certificate, in specie, and with the additional pledge that a sufficient amount of the proceeds of the sale of the cotton shall be invaluable set apart for the payment of he interest coupons for at least the first two years, and that the Government will provide for the prompt and certain payment of future accumulating interest.
We believe the planters would much prefer such a payment than in Treasury notes; that such certificates would not swell the volume of circulation now afloat, and that their value would be estimated much higher than Treasury notes,a nd would have a credit that would make them much more available as a means for obtaining whatever the holder might wish to purchase at home or abroad than any other form of security the Government could issue.
Taking possession of the entire amount of cotton, with such exceptions and modifications as the commanding general may deem necessary to meet particular wants or necessities of the people, would take the cotton trade out of the hands of speculators now engaged in it, prevent the further depreciation of Confederate notes by preventing an amount equal to the value of the entire cotton crop being accumulated in the locality of this department, in which a superabundance now already exists, and prevent further demoralization of the public sentiment by the greed of gain and avaricious desire with which it is already infected.
Upon the subject of discharging the necessary military obligations incurred, we venture to suggest that, in case money cannot be obtained from Richmond for that purpose, the commanding general, in the exercise of the special powers conferred upon him by the President, cause the Confederate notes not bearing interest, which have been funded with the various depositories within this department, to be reissued and paid out by the proper officers in discharge of the debts for military purposes, as well as pay due to the soldiers. Although the pledge would not be binding upon the Government, we have no doubt if such notes were reissued, with the pledge of the privilege of being refunded in bonds of the same rate of interest as new issue, the Government, under the circumstances, would not hesitate to ratify the act and redeem the pledge.

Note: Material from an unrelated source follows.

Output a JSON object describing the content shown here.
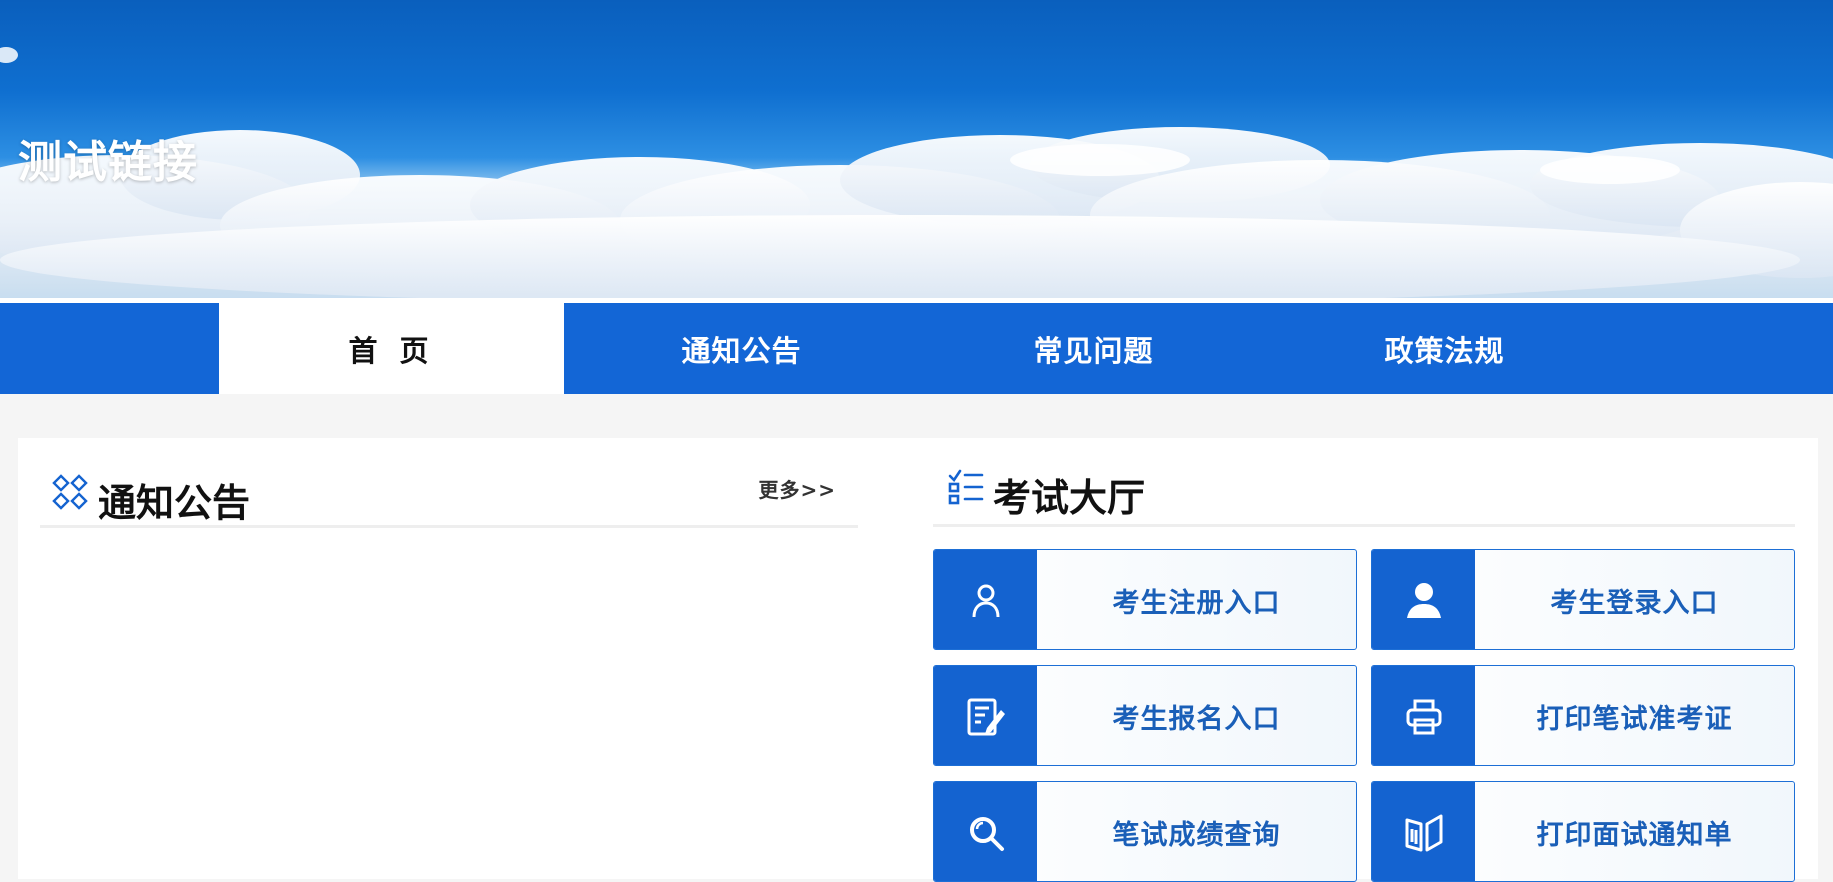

The foregoing report was unanimously agree to, except that portion recommending the issuance of specie-paying coupon bonds. That proposition was not agreed to by a tie vote.

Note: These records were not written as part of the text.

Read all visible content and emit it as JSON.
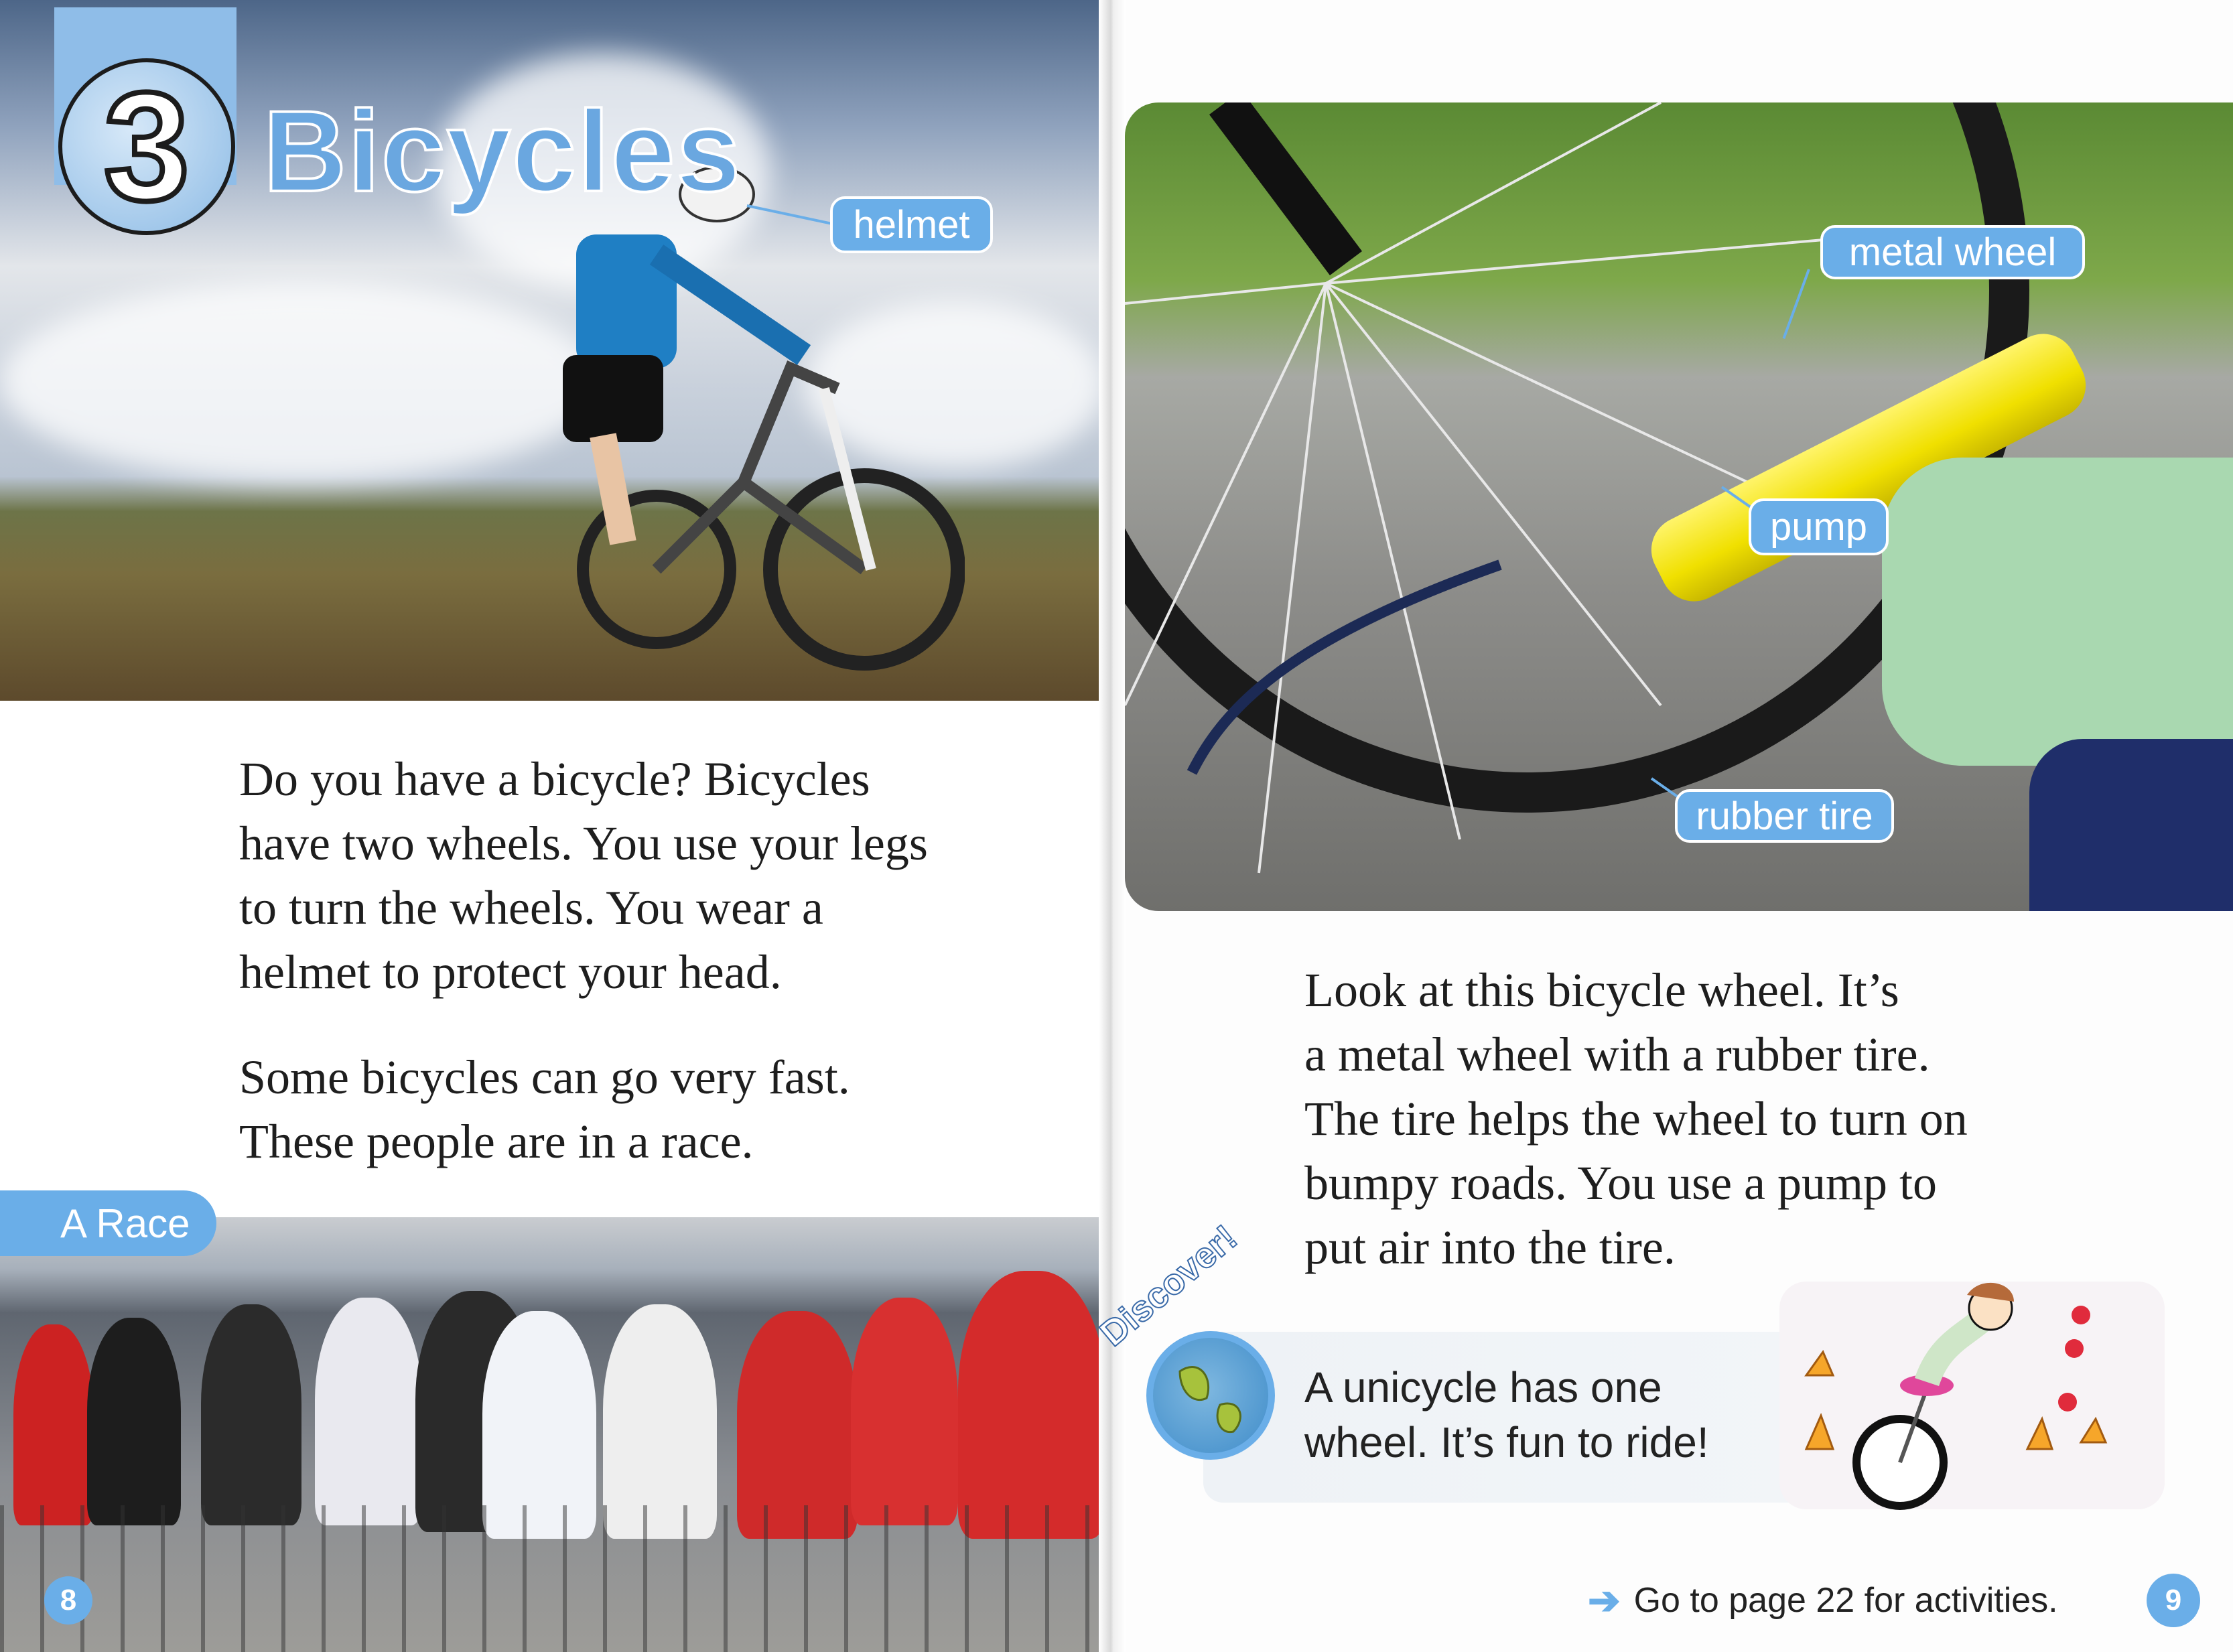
{
  "left_page": {
    "chapter_number": "3",
    "chapter_title": "Bicycles",
    "photo_labels": {
      "helmet": "helmet"
    },
    "paragraph1": [
      "Do you have a bicycle? Bicycles",
      "have two wheels. You use your legs",
      "to turn the wheels. You wear a",
      "helmet to protect your head."
    ],
    "paragraph2": [
      "Some bicycles can go very fast.",
      "These people are in a race."
    ],
    "section_tab": "A Race",
    "page_number": "8"
  },
  "right_page": {
    "photo_labels": {
      "metal_wheel": "metal wheel",
      "pump": "pump",
      "rubber_tire": "rubber tire"
    },
    "paragraph": [
      "Look at this bicycle wheel. It’s",
      "a metal wheel with a rubber tire.",
      "The tire helps the wheel to turn on",
      "bumpy roads. You use a pump to",
      "put air into the tire."
    ],
    "discover": {
      "badge": "Discover!",
      "text": [
        "A unicycle has one",
        "wheel. It’s fun to ride!"
      ]
    },
    "footer_link": "Go to page 22 for activities.",
    "page_number": "9"
  },
  "colors": {
    "accent_blue": "#6aaee8",
    "text": "#1e1e1e"
  }
}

The confederence having under consideration the best means of restoring public confidence and promoting our cause, Governor Reynolds offered the following resolution, which was unanimously adopted:
Resoled, That to harmonize and infuse vigor into the patriotic efforts of the people, obtain and diffuse correct information, and discourage disloyalty, an organization should be instituted as follows: The Governors for the time being of the Trans-Mississippi Department should, unofficially, compose a committee of public safety, with a chairman to call it together when necessary and act as its agent, and should provide for corresponding committees in each country and parish, to correspond with the Governors of other States and with the committee. The people of each county and parish should form a voluntary confederate association, to co-operate with the Trans-Mississippi committee of public safety and the corresponding committees.
64 R R-VOL XXII, PT II